    Fort Raleigh

    National Historic Site North Carolina

The White-Debry Map of Virginia

In 1590 Theodor De Bry published Part I of his America, which included several of his engravings based on drawings of the New World by John White. Notable among them is a map of the east coast of North America from the lower Chesapeake Bay south past Cape Lookout. Three probable sources of this collaborative map are extant: a crude pen-and ink map, perhaps by Ralph Lane, and two of an unknown number of White's detailed watercolor sketch maps — one, on a large scale, covering much the same area as the engraving; the other, on a small scale, showing southeastern North America and part of the West Indies.

Some features unique to the White-De Bry are corrections; others are errors; still others may be based on sketch maps now lost.

White De Bry Map - Fort Raleigh National Historic Site
click image for close up and map details

Did You Know?

John White's map of Roanoke Island

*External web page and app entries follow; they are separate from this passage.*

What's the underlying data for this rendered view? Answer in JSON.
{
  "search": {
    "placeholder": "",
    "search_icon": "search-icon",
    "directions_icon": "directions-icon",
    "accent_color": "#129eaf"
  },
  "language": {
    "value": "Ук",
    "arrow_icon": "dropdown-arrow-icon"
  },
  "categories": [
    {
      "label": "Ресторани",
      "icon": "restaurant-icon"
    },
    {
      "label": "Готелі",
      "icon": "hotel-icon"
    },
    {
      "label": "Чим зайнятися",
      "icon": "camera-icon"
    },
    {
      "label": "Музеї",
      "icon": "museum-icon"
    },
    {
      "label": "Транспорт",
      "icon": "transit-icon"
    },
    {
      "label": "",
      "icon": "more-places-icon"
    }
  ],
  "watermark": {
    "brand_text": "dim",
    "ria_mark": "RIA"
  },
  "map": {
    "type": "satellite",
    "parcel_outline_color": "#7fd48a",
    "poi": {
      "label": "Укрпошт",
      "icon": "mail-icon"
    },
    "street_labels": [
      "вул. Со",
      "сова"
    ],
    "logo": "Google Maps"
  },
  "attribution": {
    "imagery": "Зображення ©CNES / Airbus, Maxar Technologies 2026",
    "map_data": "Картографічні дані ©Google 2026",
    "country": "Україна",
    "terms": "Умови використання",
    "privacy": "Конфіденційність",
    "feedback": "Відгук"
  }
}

Roanoke Island was meant to be a brief stop for the 1587 Colonists, but was never planned to be their new home. Their final destination was meant to be the Chesapeake Bay, two days sail further north.